Walker objected to the copy of the certification on best evidence and hearsay grounds. The documents were admissible under OCGA 24-7-20
, as well as Wiggins, supra. See also Williamson v. State, 194 Ga. App. 439
, 440 (3) (390 SE2d 658
Walker also argues that the state failed to show that the radar was not operated within 500 feet of a radar speed device warning sign. He argues that OCGA 40-14-6
applies to state law enforcement agencies as well as county and municipal law enforcement agencies. In Carver v. State, 199 Ga. App. 842
-843 (406 SE2d 236
) (1991), this court reviewed OCGA 40-14-7
regarding the visibility of radar equipped vehicles. "It is also important to note that between the Supreme Court's decision in Wiggins in 1982 and January 27, 1990, when Carver was issued a citation for speeding, the General Assembly changed the conditions for admissibility for citations issued by state officers by making the requirement that the vehicle be visible to approaching motorists for at least 500 feet applicable only to 'county, municipal, college, or university law enforcement officers.' " Carver at 842. Since the language regarding law enforcement agencies in OCGA 40-14-7

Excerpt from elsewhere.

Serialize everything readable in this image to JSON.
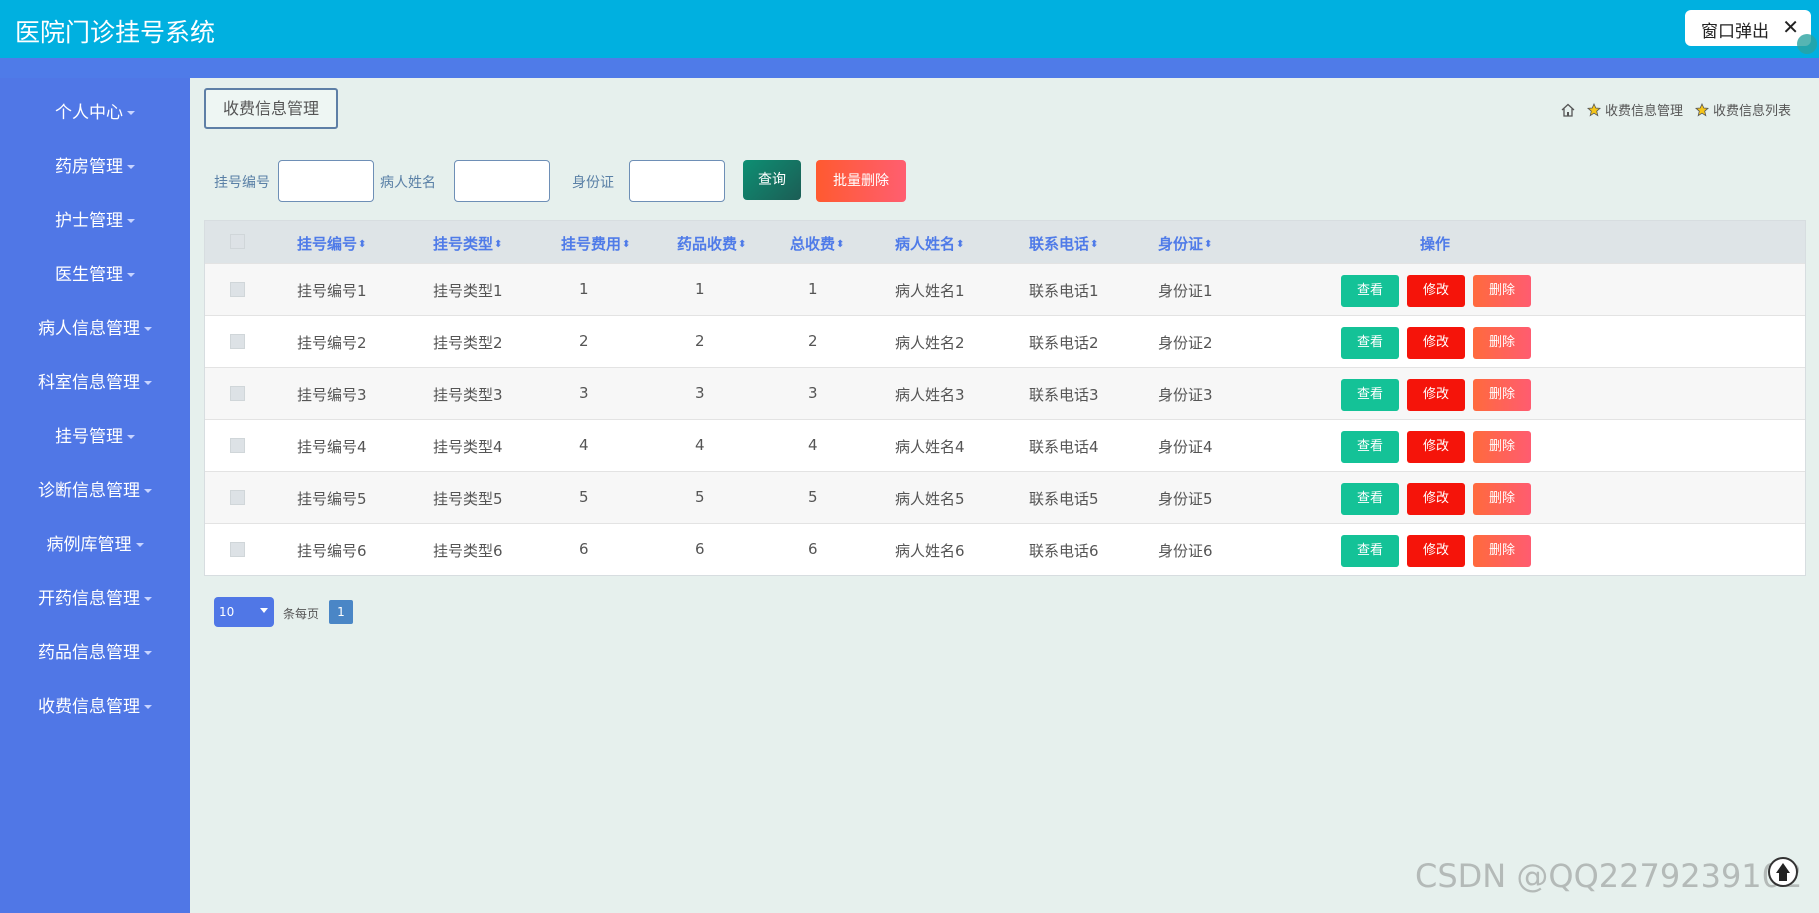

is identical to that of OCGA 40-14-6
, the same logic must be applied. The state was not required to show that a radar device was not operating within 500 feet of a warning sign. We find that OCGA 40-14-6
is not applicable to state law enforcement officers and therefore the absence of this evidence would not invalidate the radar evidence.
4. Walker next contends that the trial court erred in admitting the results of the state's test of Walker's breath conducted on an Intoximeter 3000 breathalyzer machine. Walker asserts that the foundation laid by the state prior to the introduction of evidence regarding the machine was improper. Specifically he asserts that no evidence was presented that the machine had been calibrated in accordance with rules promulgated by the Georgia Bureau of Investigation. These issues were raised in Harris v. State, 199 Ga. App. 457
, 458-459 (4) (405 SE2d 501
) (1991), in which it was held "the defendant's challenge to the reliability of the test results did not affect their admissibility under these circumstances, but went merely to the weight to be placed on them. . . ." (Punctuation and citations omitted.) Id. at 459. We find Harris to be dispositive of this issue.
Walker argues that the state's evidence failed to establish that Walker was advised of his right to an independent test as required by OCGA 40-6-392
(a) (4). This is contrary to the evidence presented at trial. The arresting officer testified that he read Walker the Implied Consent Warning card. "Sworn testimony by the officer that such advice was given constitutes a prima facie showing of compliance." Snelling v. State, 176 Ga. App. 192
, 193 (1) (33,5 SE2d 475
) (1985). Walker offered no evidence to rebut the officer s testimony, and no objection to the evidence was raised. Therefore we find no merit to the errors raised in this division.
5. Finally, Walker asserts that his conviction should be reversed because of insufficiency of the evidence. The evidence showed that Walker was driving at a rate of speed of 70 mph in a 55 mph zone and that the results of the intoximeter test indicated a .16 grams percent blood-alcohol ratio. Considered in the light most favorable to the judgment of the trial court sitting as trier of fact, the evidence was sufficient to enable a rational trier of fact to conclude beyond a reasonable doubt that Walker was guilty of the offenses charged. Jackson v. Virginia, 443 U. S. 307 (99 SC 2781, 61 LE2d 560) (1979).
W. Fletcher Sams, District Attorney, Randall K. Coggin, Assistant District Attorney, for appellee.